So two big points. Rest! Slept a little longer, didn’t push as hard on the two 5 milers I did, and chose to opt out of the cycling I had intended to do. While I may want better fitness, I know that I had already strained my body in a way I shouldn’t with this heat. So I skipped the bike workout and focused on keeping a water nearby.

Finally, recover! Because I figured the workout on Monday wasn’t “that bad” I made the decision not to have my usual recovery drink. By the way, that’s the Nuun Hydration (http://nuun.com/) tri-berry drink for post-workout. I should have. Likely if I had, my Tuesday and then Wednesday would not have been quite as bad.

It’s important to pay attention to not only hydrating yourself, but having the tools to recover properly after a workout. Things like electrolytes are important. My favored recovery drinks are chocolate milk and a 16 ounce bottle of water with a Nuun tablet thrown in.

I’m not saying you have to empty gallons of water post run, but you need to recognize that hotter months require different needs than cooler ones.

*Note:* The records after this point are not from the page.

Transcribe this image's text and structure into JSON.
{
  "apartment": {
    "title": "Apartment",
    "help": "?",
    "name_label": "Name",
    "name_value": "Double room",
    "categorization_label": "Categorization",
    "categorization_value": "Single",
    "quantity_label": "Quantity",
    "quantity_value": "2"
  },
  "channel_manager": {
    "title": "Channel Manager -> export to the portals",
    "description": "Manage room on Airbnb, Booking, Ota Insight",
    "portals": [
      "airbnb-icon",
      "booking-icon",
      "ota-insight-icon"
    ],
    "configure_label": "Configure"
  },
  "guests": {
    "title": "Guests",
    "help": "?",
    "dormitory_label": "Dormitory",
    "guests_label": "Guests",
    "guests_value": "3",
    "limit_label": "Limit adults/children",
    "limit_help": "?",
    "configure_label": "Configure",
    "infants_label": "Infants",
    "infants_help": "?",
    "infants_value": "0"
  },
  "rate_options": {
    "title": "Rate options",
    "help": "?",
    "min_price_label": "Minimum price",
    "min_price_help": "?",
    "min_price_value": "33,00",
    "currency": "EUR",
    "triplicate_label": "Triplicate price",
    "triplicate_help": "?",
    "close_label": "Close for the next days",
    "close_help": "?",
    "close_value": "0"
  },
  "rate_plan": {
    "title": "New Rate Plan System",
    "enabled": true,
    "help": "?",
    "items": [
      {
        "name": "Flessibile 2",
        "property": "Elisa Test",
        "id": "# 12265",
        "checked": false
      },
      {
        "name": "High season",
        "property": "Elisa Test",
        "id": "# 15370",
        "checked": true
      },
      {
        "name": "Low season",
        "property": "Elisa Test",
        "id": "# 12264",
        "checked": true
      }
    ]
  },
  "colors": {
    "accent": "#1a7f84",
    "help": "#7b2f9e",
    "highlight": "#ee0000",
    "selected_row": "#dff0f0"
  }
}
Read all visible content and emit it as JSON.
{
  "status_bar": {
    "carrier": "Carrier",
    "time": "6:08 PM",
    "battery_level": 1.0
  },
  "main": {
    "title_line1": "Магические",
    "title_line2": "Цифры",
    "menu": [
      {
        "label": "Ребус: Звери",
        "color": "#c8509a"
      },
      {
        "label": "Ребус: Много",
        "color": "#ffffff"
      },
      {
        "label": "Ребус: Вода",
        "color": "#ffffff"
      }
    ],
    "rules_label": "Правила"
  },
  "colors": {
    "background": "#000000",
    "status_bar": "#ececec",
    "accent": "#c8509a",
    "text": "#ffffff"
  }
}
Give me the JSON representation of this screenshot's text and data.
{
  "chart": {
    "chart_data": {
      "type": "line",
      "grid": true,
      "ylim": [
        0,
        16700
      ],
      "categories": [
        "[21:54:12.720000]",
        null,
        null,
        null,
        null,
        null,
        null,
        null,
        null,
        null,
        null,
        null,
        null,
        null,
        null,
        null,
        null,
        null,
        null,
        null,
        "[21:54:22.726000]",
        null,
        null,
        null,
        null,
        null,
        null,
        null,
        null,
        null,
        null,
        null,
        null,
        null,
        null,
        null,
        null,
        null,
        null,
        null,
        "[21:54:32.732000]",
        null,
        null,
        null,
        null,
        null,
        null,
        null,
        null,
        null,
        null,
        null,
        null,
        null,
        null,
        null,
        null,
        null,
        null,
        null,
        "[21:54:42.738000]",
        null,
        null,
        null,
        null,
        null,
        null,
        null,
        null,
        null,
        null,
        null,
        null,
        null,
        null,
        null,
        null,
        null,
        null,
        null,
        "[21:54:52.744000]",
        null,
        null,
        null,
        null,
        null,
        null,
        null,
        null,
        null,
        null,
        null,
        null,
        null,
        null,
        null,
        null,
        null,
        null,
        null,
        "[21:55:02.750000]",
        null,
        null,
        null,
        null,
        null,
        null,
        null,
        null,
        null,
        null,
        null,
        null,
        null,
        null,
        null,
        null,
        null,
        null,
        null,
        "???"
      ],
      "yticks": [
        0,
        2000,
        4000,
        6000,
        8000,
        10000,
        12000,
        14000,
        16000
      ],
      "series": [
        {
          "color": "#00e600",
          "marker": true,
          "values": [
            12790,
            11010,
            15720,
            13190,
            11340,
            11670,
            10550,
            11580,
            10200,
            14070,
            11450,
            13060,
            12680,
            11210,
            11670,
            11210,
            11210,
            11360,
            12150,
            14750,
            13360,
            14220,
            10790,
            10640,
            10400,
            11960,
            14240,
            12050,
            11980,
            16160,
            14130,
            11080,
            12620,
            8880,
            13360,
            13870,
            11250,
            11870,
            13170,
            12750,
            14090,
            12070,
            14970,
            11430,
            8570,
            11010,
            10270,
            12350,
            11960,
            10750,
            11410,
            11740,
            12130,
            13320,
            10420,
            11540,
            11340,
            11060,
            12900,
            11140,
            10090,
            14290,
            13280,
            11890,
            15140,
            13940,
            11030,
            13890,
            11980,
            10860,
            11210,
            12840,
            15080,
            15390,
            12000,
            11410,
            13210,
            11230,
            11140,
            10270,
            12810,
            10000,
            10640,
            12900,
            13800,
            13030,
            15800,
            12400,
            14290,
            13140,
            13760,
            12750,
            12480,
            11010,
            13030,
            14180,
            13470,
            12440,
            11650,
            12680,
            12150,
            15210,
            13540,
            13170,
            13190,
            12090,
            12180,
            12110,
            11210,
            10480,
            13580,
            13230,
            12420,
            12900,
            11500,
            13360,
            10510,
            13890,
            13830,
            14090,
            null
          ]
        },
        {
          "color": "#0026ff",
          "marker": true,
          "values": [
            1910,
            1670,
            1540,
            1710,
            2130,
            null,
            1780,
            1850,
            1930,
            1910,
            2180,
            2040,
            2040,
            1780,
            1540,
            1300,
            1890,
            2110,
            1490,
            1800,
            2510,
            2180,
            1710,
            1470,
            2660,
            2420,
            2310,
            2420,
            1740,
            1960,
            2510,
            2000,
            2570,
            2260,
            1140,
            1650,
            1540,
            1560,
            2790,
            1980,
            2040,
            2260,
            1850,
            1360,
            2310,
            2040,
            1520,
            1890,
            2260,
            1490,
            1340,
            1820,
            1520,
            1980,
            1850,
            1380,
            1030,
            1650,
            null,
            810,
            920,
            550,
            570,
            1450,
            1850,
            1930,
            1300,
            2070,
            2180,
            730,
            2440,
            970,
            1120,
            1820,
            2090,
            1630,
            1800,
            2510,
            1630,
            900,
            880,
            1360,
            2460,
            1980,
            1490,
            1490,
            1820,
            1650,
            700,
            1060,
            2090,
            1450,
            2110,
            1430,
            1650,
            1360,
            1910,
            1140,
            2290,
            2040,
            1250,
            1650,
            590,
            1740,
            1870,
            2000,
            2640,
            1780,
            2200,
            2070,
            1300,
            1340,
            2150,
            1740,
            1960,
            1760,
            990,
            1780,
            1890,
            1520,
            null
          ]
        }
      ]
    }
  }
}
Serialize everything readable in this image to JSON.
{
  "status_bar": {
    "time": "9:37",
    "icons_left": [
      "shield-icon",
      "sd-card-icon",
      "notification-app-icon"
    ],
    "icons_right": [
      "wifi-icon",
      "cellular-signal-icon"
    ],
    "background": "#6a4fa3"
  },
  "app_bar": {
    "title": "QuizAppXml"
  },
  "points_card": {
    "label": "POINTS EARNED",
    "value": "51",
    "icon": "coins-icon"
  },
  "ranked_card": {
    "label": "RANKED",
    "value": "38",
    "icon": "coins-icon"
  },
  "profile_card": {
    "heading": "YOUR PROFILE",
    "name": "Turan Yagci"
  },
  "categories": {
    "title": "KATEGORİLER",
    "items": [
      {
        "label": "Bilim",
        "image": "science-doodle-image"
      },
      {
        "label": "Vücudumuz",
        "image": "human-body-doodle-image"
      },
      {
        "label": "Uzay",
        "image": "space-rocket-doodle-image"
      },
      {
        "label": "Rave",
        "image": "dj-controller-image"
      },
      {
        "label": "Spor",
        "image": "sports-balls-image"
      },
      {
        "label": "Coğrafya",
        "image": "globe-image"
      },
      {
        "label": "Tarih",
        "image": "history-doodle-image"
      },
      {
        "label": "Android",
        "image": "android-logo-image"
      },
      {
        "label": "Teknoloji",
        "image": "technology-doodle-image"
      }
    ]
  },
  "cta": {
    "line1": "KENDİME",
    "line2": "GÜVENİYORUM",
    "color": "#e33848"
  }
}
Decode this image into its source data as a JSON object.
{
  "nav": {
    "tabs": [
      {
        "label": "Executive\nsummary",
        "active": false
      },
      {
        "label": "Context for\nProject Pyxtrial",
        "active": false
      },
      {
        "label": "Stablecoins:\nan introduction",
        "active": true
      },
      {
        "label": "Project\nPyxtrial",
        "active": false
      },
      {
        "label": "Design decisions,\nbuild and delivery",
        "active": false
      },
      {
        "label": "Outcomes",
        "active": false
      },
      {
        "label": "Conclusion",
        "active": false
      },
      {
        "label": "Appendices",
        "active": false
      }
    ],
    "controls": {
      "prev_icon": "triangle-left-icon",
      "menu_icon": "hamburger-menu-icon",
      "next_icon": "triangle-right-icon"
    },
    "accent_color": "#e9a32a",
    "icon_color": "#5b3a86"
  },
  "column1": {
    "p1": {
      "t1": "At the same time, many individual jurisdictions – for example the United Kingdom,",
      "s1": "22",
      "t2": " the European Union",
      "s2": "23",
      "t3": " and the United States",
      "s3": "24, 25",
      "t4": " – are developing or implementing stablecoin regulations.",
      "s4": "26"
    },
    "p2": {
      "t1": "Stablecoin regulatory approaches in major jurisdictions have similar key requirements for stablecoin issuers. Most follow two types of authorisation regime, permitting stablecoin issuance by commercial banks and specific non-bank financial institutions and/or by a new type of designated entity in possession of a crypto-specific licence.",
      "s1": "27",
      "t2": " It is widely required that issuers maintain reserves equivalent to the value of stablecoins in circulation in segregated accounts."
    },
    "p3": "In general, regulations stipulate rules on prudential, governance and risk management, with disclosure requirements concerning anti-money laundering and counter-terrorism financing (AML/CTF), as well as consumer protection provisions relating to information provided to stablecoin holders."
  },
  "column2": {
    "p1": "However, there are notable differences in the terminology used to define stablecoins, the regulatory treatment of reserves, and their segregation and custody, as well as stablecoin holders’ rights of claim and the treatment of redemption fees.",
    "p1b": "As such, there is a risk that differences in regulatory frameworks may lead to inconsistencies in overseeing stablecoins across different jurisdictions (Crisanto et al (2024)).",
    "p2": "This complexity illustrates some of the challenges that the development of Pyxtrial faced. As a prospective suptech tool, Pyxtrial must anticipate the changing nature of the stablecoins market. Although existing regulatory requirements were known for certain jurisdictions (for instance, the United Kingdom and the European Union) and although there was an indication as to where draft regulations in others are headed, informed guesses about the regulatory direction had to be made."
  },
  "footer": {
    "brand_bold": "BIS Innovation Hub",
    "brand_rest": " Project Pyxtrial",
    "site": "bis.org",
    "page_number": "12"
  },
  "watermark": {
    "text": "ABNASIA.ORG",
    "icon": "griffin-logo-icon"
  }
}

Here’s a nice guide from Runner’s World that talks a bit about hydration and recovery drinks. They explain some of the how and why, so you have the theory behind the practice. Here’s another article from RW that talks about what kinds of drinks you should aim for based on the activity you’re doing. While they may reference it to running, you can make times and effort comparisons to other sports.

So just to reinforce: be mindful of your body and the conditions. Rest as needed (extra if necessary! Modifying a plan for how your body feels is perfectly fine) and make sure you’re taking the proper steps to recover. Especially if you are in training and have continuous weeks of workouts planned.

I’ve had the rough reminder that I need to be more careful. Now back to training.

Not So Many Summer Races & Why Summer Training Works

If there’s one thing I know in relation to summer is that the race choices thin out. A lot. Not to say that there’s nothing to run, but there are usually more in specific areas of the state (at least in CA & FL) or the more northern states (for the country as a whole). Marathons are their own thing, but the pickings for 5Ks, 10Ks, and half marathons are much fewer and farther between.

Which makes sense. It is summer, meaning it’s hot and there are a lot of additional concerns (such as heat stroke) especially as you get into the southern states. In my search for either a southern California or central Florida race, the pickings are relatively slim. Of course, I’m also trying to pick ones that mix in well with my training schedule, so I may be asking too much.

Besides, while road races may dwindle down during the summer it is a much stronger time of year for triathlons. Admittedly, I haven’t committed to doing even my first tri (which will be a sprint). But still, lots of those races happening nearly every weekend. So if I do decide to try something different and take part in a multi-sport event, that would be a little diversion from marathon training.

While I’m a bit dismayed that I’ll be looking closer to marathon race day for some smaller races to test myself out, there are some positives.

Many do not like training through the summer. I completely understand this as it gets very hot and in some places, like Florida, very humid as well. This completely wreaks havoc on expectations and just general fitness. But at the same time, there are some distinct benefits from training through the summer season.

The most important is of course that you’re training! Getting out and doing something, even if it is at a slower pace or shorter distance to compensate for heat still means you’re doing work and helping out your body. I do want to emphasize that it is extremely important to be careful and aware of conditions when you train during the summer. Heat stroke and de-hydration are just two of many things you need to keep in mind and consider.

What I feel is a factor we don’t always look at is that summer training, even if it doesn’t match your level in the other three seasons, prepares you so much. Sure, I may be slower during the summer. But once those temps start to cool off and we roll into fall I’ll be awesomely conditioned to race.

So while I’m sure I’ll start cursing training through the summer soon, I’ll be happy for it come fall when I’m already in racing condition.